Until recently, employees with workplace harassment complaints felt they had no legal options. It was possible to quit and claim constructive dismissal but most employees are reluctant to do so.
Since June 2010, however, Ontario employees have had the right to file a harassment complaint under the Occupational Health & Safety Act (OHSA).
Here are five things you need to know about filing a complaint under the OHSA:
1. Have you subject to workplace harassment?
Under the OHSA, “workplace harassment” means engaging in a course of vexatious comment or conduct against a worker in a workplace that is known or ought reasonably to be known to be unwelcome.
“Vexatious” is not defined in the OHSA however the word has been interpreted under another Ontario law to mean the comment or conduct is annoying, distressing or agitating to the person complaining, or the person finds the comments and conduct worrisome, discomfiting and demeaning.
2. Has your employer posted a workplace harassment policy?
If there are six or more workers regularly employed at the workplace, it should be posted. If not, ask for a copy of it.
3. Does your employer have a complaint procedure for workplace harassment complaints?
If there are six or more workers regularly employed at the workplace, it should be made available to you. If not, ask for a copy of it.
4. What can you do if your employer refuses to investigate a workplace harassment complaint?
Contact the Ontario Ministry of Labour. An employer is required to investigate a workplace harassment complaint.
5. What if your employer disciplines you for filing a workplace harassment complaint
Speak to a lawyer, or file a complaint with the Ministry of Labour.
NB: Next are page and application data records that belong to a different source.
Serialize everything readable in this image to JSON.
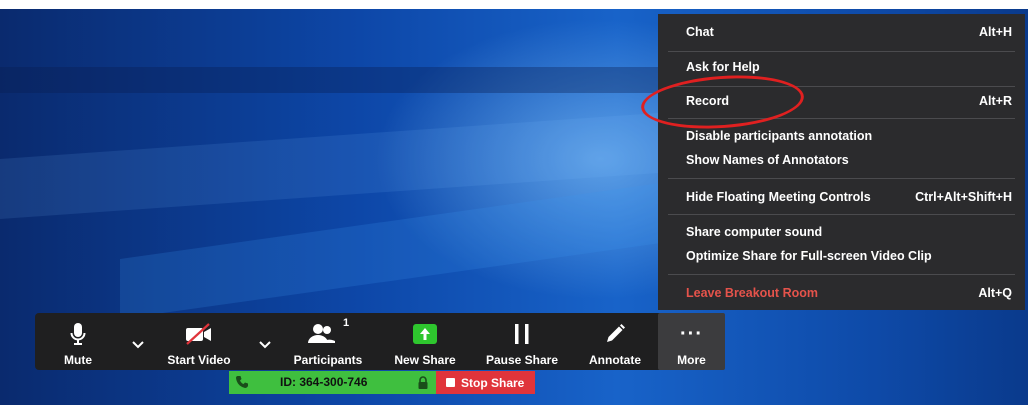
{
  "menu": {
    "items": [
      {
        "label": "Chat",
        "shortcut": "Alt+H"
      },
      {
        "label": "Ask for Help",
        "shortcut": ""
      },
      {
        "label": "Record",
        "shortcut": "Alt+R"
      },
      {
        "label": "Disable participants annotation",
        "shortcut": ""
      },
      {
        "label": "Show Names of Annotators",
        "shortcut": ""
      },
      {
        "label": "Hide Floating Meeting Controls",
        "shortcut": "Ctrl+Alt+Shift+H"
      },
      {
        "label": "Share computer sound",
        "shortcut": ""
      },
      {
        "label": "Optimize Share for Full-screen Video Clip",
        "shortcut": ""
      },
      {
        "label": "Leave Breakout Room",
        "shortcut": "Alt+Q"
      }
    ]
  },
  "toolbar": {
    "mute_label": "Mute",
    "video_label": "Start Video",
    "participants_label": "Participants",
    "participants_count": "1",
    "new_share_label": "New Share",
    "pause_share_label": "Pause Share",
    "annotate_label": "Annotate",
    "more_label": "More",
    "more_icon_text": "···"
  },
  "status": {
    "meeting_id": "ID: 364-300-746",
    "stop_share_label": "Stop Share"
  },
  "colors": {
    "menu_bg": "#2b2b2d",
    "share_green": "#3fbf3f",
    "stop_red": "#e0343b",
    "ring_red": "#e02020",
    "leave_text": "#e5534b"
  }
}
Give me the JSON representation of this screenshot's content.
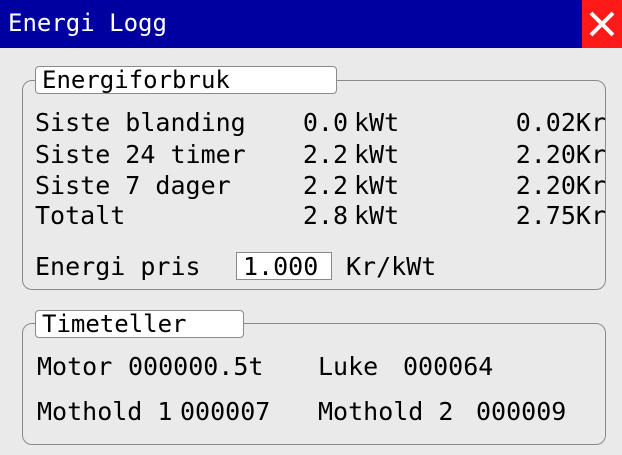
{
  "window": {
    "title": "Energi Logg",
    "close_icon": "close-x-icon",
    "title_bg": "#0000a0",
    "close_bg": "#ff1a1a"
  },
  "energy": {
    "group_title": "Energiforbruk",
    "rows": [
      {
        "label": "Siste blanding",
        "kwh": "0.0",
        "kwh_unit": "kWt",
        "cost": "0.02Kr"
      },
      {
        "label": "Siste 24 timer",
        "kwh": "2.2",
        "kwh_unit": "kWt",
        "cost": "2.20Kr"
      },
      {
        "label": "Siste 7 dager",
        "kwh": "2.2",
        "kwh_unit": "kWt",
        "cost": "2.20Kr"
      },
      {
        "label": "Totalt",
        "kwh": "2.8",
        "kwh_unit": "kWt",
        "cost": "2.75Kr"
      }
    ],
    "price_label": "Energi pris",
    "price_value": "1.000",
    "price_unit": "Kr/kWt"
  },
  "hours": {
    "group_title": "Timeteller",
    "motor_label": "Motor",
    "motor_value": "000000.5t",
    "luke_label": "Luke",
    "luke_value": "000064",
    "mothold1_label": "Mothold 1",
    "mothold1_value": "000007",
    "mothold2_label": "Mothold 2",
    "mothold2_value": "000009"
  }
}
The OHSA specifically prohibits an employer for disciplining or otherwise punishing an employee for exercising his or her rights under the OHSA.
If you have any questions about your right to file a workplace harassment complaint, please contact us at [email protected] or 1-888-640-1728 (toll free) or 647-633-9894 (within the GTA).
Your employer has implemented a mandatory COVID vaccine policy. You do not want to get vaccinated. Your employer has told you you will be terminated for just cause if you don’t get vaccinated. This blog discusses your legal rights and obligations. You are required to...
The courts recently confirmed that layoffs remain a constructive dismissal even in the context of the Covid-19 pandemic.
Despite the many areas that limit unionized employees’ rights, these employees are able to bring human rights claims.